- [Excerpts from an interface dataset]
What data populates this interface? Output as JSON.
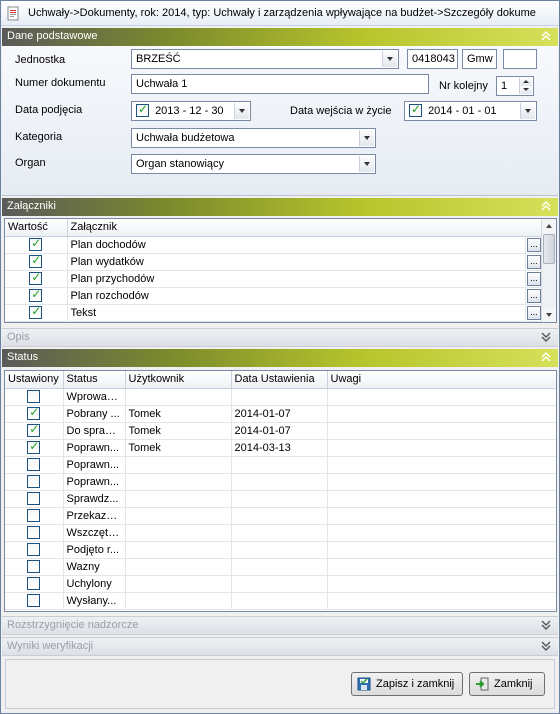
{
  "window": {
    "title": "Uchwały->Dokumenty, rok: 2014, typ: Uchwały i zarządzenia wpływające na budżet->Szczegóły dokume"
  },
  "panels": {
    "dane": {
      "title": "Dane podstawowe"
    },
    "zalaczniki": {
      "title": "Załączniki"
    },
    "opis": {
      "title": "Opis"
    },
    "status": {
      "title": "Status"
    },
    "rozstrzygniecie": {
      "title": "Rozstrzygnięcie nadzorcze"
    },
    "wyniki": {
      "title": "Wyniki weryfikacji"
    }
  },
  "form": {
    "jednostka_label": "Jednostka",
    "jednostka_value": "BRZEŚĆ",
    "jednostka_code": "0418043",
    "jednostka_type": "Gmw",
    "jednostka_extra": "",
    "numer_label": "Numer dokumentu",
    "numer_value": "Uchwała 1",
    "nr_kolejny_label": "Nr kolejny",
    "nr_kolejny_value": "1",
    "data_podjecia_label": "Data podjęcia",
    "data_podjecia_value": "2013 - 12 - 30",
    "data_wejscia_label": "Data wejścia w życie",
    "data_wejscia_value": "2014 - 01 - 01",
    "kategoria_label": "Kategoria",
    "kategoria_value": "Uchwała budżetowa",
    "organ_label": "Organ",
    "organ_value": "Organ stanowiący"
  },
  "attachments": {
    "columns": [
      "Wartość",
      "Załącznik"
    ],
    "rows": [
      {
        "checked": true,
        "name": "Plan dochodów"
      },
      {
        "checked": true,
        "name": "Plan wydatków"
      },
      {
        "checked": true,
        "name": "Plan przychodów"
      },
      {
        "checked": true,
        "name": "Plan rozchodów"
      },
      {
        "checked": true,
        "name": "Tekst"
      }
    ],
    "button_label": "..."
  },
  "status_grid": {
    "columns": [
      "Ustawiony",
      "Status",
      "Użytkownik",
      "Data Ustawienia",
      "Uwagi"
    ],
    "rows": [
      {
        "checked": false,
        "status": "Wprowad...",
        "user": "",
        "date": "",
        "notes": ""
      },
      {
        "checked": true,
        "status": "Pobrany ...",
        "user": "Tomek",
        "date": "2014-01-07",
        "notes": ""
      },
      {
        "checked": true,
        "status": "Do spraw...",
        "user": "Tomek",
        "date": "2014-01-07",
        "notes": ""
      },
      {
        "checked": true,
        "status": "Poprawn...",
        "user": "Tomek",
        "date": "2014-03-13",
        "notes": ""
      },
      {
        "checked": false,
        "status": "Poprawn...",
        "user": "",
        "date": "",
        "notes": ""
      },
      {
        "checked": false,
        "status": "Poprawn...",
        "user": "",
        "date": "",
        "notes": ""
      },
      {
        "checked": false,
        "status": "Sprawdz...",
        "user": "",
        "date": "",
        "notes": ""
      },
      {
        "checked": false,
        "status": "Przekaza...",
        "user": "",
        "date": "",
        "notes": ""
      },
      {
        "checked": false,
        "status": "Wszczęto...",
        "user": "",
        "date": "",
        "notes": ""
      },
      {
        "checked": false,
        "status": "Podjęto r...",
        "user": "",
        "date": "",
        "notes": ""
      },
      {
        "checked": false,
        "status": "Wazny",
        "user": "",
        "date": "",
        "notes": ""
      },
      {
        "checked": false,
        "status": "Uchylony",
        "user": "",
        "date": "",
        "notes": ""
      },
      {
        "checked": false,
        "status": "Wysłany...",
        "user": "",
        "date": "",
        "notes": ""
      }
    ]
  },
  "buttons": {
    "save_close": "Zapisz i zamknij",
    "close": "Zamknij"
  },
  "colors": {
    "header_accent": "#b7c52c",
    "check_green": "#21a121",
    "border_blue": "#7a8aa6"
  }
}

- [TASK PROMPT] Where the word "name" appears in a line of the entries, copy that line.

- [YOUR RESPONSE]
        "name": "Plan dochodów"
        "name": "Plan wydatków"
        "name": "Plan przychodów"
        "name": "Plan rozchodów"
        "name": "Tekst"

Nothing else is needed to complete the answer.